Minnesota: According to the Minnesota Department of Education, an individual is eligible to take the GED test if they are 19 years old, do not already have a recognized and documented high school diploma, and are not currently enrolled in high school. However, if the individual is 17 or 18 years old and is not currently enrolled in high school, the individual may apply for an age waiver before testing.
Summary of factual data and analytical methodologies:
Chapter PI 5 of the Wisconsin Administrative Code contains the current standards by which high school equivalency may be determined in order to provide a credential to adults who did not graduate from high school, which includes the granting of a certificate of general educational development to persons who obtain passing scores on the GED test. Under the current rule, no person may take the GED test unless the person is at least 18 years and 6 months of age or the class with which the person entered grade 9 has graduated from high school with the exception of persons at least 17 years of age who: 1) are incarcerated in a correctional institution and has written recommendation of the person responsible of the educational program in the correctional institution; 2) the person is enrolled in a federal job corps center program and has the written recommendation to take the general educational development test from the person responsible for the educational program in the job corps center; and 3) the person provides written verification that he or she was excused from regular school attendance, is enrolled in an approved high school equivalency program, and has written permission to take the test from his or her parent or legal guardian. Also under the rule, a person at least 17 years of age who begins taking the GED test may take the final test no sooner than three weeks prior to the end of the semester in which the person turns 18 years of age or three weeks prior to the graduation date of the class in which the person entered grade 9. Since the rules were written, the COVID-19 pandemic has rendered portions of PI 5 restrictive as it relates to persons taking the GED test. Many schools that serve affected students are requesting waivers from the minimum age requirements under the rule and cite concerns such as the closing of testing centers, longer wait lists, and disengaged students due to the wait times. This emergency rule will provide clarity in the way age waivers may be given to students seeking a high school credential by allowing individuals to take the GED test when they are ready and not have to wait until the end of the semester in which the individual turns 18 years of age. The emergency rule would ensure that students do not disengage while they are waiting to take the test under current age requirements. Without a rule change, the department will be required to implement ch. PI 5 as it is currently written and the minimum age requirement for pupils taking the GED test may not be waived.

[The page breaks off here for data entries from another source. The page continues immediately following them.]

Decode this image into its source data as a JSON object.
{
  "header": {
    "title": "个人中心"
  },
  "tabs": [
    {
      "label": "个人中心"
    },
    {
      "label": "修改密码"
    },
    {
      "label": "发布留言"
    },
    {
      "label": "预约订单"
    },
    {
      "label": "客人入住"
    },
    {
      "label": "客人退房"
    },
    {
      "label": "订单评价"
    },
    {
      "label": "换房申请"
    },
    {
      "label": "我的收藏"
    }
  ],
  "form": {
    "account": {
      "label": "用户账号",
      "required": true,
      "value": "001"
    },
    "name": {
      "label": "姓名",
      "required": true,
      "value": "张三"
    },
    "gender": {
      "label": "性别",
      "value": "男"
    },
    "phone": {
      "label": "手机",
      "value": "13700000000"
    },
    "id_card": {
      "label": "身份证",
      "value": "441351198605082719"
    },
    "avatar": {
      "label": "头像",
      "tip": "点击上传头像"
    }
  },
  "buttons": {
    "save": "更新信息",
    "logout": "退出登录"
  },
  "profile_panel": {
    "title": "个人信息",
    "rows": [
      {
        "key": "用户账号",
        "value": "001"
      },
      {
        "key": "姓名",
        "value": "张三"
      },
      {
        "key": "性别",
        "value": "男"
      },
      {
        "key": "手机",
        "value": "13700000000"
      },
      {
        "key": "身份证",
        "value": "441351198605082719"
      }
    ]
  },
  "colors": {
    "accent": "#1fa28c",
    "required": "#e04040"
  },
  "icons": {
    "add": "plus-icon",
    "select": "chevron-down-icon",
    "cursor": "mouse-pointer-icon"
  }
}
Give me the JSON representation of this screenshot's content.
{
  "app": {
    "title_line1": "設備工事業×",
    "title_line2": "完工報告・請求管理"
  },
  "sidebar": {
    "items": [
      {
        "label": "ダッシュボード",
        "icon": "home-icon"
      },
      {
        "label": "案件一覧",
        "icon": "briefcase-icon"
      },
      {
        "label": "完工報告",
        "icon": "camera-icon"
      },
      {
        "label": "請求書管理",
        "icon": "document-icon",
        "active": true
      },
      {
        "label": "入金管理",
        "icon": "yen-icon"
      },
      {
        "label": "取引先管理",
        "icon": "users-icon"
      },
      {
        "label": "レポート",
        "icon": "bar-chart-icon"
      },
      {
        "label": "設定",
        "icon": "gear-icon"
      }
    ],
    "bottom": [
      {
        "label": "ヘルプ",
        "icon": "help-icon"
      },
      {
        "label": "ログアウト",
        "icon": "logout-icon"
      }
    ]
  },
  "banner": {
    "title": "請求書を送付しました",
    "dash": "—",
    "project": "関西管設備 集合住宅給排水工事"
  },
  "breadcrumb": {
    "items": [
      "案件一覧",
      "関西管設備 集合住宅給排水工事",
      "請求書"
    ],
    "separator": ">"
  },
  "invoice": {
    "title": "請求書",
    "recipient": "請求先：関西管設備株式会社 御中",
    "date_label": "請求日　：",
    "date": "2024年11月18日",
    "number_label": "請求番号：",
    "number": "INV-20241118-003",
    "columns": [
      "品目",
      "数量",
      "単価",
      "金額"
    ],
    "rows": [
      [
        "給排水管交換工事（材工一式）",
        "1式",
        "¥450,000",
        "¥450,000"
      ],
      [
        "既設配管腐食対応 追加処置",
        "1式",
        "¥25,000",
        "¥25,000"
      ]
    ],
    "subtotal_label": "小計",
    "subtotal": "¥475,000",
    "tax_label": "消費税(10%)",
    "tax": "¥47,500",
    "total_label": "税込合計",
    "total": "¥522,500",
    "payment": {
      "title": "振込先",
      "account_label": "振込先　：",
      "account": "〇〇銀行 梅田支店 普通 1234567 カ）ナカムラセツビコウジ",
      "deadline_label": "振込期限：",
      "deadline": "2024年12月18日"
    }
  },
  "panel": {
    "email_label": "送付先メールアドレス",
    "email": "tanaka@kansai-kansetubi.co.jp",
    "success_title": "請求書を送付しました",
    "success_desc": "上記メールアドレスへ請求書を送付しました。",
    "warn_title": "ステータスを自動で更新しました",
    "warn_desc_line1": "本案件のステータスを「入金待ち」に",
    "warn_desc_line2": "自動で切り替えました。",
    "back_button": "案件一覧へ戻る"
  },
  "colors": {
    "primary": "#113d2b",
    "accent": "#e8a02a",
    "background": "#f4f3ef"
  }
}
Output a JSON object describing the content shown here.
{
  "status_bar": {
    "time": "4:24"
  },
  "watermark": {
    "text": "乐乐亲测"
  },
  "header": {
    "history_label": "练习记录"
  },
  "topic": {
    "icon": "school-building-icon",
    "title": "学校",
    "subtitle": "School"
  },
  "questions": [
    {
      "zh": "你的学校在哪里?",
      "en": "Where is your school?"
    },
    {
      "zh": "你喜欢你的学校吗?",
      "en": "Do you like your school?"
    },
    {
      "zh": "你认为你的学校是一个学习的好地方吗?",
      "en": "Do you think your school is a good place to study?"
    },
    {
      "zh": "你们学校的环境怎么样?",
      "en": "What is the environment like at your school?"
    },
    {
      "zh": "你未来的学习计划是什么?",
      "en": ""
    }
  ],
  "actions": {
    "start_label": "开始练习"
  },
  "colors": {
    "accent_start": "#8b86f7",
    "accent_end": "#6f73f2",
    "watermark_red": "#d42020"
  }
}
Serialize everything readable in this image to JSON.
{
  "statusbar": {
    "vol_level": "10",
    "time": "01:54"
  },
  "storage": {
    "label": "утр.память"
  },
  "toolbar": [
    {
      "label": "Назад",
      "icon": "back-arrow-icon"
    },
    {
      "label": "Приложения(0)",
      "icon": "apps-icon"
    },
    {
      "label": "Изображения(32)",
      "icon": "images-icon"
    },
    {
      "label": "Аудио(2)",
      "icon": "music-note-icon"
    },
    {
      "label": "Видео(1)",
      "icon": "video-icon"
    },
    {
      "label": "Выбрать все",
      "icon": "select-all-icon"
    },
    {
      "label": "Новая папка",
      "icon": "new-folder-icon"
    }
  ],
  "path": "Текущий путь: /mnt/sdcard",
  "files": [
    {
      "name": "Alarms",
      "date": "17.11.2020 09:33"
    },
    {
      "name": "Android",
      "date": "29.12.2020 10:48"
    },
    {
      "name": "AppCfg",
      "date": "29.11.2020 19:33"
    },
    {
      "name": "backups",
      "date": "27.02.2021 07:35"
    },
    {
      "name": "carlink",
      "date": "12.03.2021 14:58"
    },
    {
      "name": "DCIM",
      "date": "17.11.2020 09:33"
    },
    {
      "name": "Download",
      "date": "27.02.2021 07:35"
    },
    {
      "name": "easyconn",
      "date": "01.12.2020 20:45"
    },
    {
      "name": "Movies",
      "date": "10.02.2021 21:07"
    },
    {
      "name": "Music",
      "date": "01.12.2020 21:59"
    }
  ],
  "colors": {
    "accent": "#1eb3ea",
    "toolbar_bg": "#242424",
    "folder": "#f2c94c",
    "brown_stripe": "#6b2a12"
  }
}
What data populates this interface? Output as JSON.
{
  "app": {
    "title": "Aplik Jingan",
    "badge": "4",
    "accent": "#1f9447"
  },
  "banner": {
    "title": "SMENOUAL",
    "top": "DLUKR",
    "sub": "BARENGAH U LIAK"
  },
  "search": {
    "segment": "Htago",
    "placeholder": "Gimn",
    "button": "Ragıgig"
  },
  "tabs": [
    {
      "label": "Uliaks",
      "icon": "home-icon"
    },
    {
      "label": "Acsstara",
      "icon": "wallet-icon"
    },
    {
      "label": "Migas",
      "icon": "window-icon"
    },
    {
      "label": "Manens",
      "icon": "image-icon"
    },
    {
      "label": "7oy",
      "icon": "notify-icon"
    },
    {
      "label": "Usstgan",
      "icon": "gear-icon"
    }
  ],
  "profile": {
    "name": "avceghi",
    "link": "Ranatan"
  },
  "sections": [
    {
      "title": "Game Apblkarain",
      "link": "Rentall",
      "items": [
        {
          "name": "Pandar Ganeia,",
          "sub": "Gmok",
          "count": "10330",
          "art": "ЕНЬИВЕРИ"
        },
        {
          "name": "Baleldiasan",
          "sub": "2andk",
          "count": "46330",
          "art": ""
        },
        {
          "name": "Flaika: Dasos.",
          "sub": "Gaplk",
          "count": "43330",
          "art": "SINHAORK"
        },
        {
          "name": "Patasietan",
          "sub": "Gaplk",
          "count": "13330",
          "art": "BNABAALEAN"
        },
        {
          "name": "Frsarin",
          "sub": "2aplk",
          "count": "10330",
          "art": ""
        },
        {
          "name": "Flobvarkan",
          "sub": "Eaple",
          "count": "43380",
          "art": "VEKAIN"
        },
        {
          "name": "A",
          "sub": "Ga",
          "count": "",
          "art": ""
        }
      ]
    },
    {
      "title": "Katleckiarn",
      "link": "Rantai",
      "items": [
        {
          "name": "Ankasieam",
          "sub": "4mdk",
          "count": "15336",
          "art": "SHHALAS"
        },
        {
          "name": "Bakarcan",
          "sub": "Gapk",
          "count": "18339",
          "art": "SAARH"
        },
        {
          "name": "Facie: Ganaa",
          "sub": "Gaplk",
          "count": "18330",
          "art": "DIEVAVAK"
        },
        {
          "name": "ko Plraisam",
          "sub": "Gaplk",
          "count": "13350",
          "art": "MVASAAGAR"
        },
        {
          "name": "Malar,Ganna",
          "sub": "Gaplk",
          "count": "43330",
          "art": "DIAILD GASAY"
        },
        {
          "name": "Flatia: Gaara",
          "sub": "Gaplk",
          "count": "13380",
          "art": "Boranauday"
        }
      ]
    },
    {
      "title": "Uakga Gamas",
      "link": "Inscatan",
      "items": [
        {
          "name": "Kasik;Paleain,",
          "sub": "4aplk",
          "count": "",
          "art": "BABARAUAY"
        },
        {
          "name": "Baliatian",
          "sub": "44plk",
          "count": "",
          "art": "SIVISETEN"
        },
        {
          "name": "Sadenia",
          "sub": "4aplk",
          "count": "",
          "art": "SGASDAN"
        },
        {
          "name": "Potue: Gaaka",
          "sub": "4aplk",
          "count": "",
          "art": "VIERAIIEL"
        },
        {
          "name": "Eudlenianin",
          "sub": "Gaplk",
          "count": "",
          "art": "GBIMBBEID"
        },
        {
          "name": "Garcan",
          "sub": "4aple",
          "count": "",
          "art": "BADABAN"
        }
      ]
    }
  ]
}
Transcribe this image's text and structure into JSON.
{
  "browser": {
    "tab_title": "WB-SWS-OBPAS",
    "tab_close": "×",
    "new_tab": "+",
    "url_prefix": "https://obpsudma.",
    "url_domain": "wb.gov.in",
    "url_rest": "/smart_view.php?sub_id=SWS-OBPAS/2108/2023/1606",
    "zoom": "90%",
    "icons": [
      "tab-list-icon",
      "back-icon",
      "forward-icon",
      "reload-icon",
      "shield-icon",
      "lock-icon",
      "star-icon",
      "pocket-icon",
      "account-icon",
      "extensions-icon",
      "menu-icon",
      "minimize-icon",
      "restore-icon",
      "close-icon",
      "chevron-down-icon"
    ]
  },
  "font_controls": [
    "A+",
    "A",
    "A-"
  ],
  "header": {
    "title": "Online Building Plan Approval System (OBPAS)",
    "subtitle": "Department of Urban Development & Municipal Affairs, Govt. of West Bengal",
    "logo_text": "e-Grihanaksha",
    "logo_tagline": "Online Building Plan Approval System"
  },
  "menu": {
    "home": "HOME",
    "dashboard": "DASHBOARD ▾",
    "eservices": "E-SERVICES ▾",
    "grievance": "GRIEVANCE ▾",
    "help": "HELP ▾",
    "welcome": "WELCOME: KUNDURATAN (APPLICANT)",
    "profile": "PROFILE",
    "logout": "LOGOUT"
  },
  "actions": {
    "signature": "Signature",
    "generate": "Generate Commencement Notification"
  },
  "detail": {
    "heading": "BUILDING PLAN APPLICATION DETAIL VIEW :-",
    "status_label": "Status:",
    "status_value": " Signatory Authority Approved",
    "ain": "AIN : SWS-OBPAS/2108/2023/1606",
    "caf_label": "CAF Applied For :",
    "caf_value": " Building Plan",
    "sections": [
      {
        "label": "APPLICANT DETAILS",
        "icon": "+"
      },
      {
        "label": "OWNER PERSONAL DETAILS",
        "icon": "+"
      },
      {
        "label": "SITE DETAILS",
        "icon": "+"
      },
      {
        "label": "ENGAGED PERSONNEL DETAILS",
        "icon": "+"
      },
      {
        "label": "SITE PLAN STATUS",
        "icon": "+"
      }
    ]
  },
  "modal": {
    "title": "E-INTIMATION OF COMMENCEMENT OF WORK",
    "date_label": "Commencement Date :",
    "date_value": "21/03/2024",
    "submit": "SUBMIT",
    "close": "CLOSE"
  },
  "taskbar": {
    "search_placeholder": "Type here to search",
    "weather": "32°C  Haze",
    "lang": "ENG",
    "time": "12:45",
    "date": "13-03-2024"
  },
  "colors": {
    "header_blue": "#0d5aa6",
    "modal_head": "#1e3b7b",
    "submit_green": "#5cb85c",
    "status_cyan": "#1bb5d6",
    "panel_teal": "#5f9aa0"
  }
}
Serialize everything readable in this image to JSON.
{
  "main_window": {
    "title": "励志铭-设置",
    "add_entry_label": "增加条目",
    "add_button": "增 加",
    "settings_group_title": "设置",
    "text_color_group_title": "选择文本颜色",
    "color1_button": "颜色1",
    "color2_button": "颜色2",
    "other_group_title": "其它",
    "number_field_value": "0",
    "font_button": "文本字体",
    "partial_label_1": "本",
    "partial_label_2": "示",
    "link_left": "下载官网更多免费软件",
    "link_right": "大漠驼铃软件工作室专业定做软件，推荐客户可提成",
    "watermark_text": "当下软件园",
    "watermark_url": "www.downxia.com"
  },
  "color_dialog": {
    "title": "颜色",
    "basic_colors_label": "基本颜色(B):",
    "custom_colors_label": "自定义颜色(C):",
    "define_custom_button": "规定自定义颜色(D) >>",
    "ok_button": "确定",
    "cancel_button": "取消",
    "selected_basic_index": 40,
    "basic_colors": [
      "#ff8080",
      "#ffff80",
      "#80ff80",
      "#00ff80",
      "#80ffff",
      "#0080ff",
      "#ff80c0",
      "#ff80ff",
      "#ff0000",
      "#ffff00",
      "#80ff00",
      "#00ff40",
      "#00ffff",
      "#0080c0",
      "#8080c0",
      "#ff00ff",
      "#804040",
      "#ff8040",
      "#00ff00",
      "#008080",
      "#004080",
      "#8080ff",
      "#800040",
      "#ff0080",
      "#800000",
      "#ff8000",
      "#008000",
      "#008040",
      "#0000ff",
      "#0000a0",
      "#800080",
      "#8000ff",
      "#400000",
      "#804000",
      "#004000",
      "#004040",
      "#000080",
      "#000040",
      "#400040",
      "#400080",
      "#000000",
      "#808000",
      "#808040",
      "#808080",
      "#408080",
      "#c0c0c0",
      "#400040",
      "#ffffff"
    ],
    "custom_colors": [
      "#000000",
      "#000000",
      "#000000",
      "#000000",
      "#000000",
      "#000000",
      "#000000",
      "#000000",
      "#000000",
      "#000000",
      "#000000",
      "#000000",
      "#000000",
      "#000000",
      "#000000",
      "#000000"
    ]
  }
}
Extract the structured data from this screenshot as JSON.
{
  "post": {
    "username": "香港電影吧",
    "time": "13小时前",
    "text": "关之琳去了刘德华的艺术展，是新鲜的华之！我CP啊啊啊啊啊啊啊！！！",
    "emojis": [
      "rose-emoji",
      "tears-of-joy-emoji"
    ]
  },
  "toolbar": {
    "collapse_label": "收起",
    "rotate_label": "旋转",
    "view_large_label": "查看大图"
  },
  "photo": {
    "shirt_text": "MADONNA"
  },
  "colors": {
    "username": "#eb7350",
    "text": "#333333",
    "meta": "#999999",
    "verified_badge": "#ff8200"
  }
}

Analysis and supporting documents used to determine effect on small business or in preparation of economic impact report:
Anticipated costs incurred by private sector: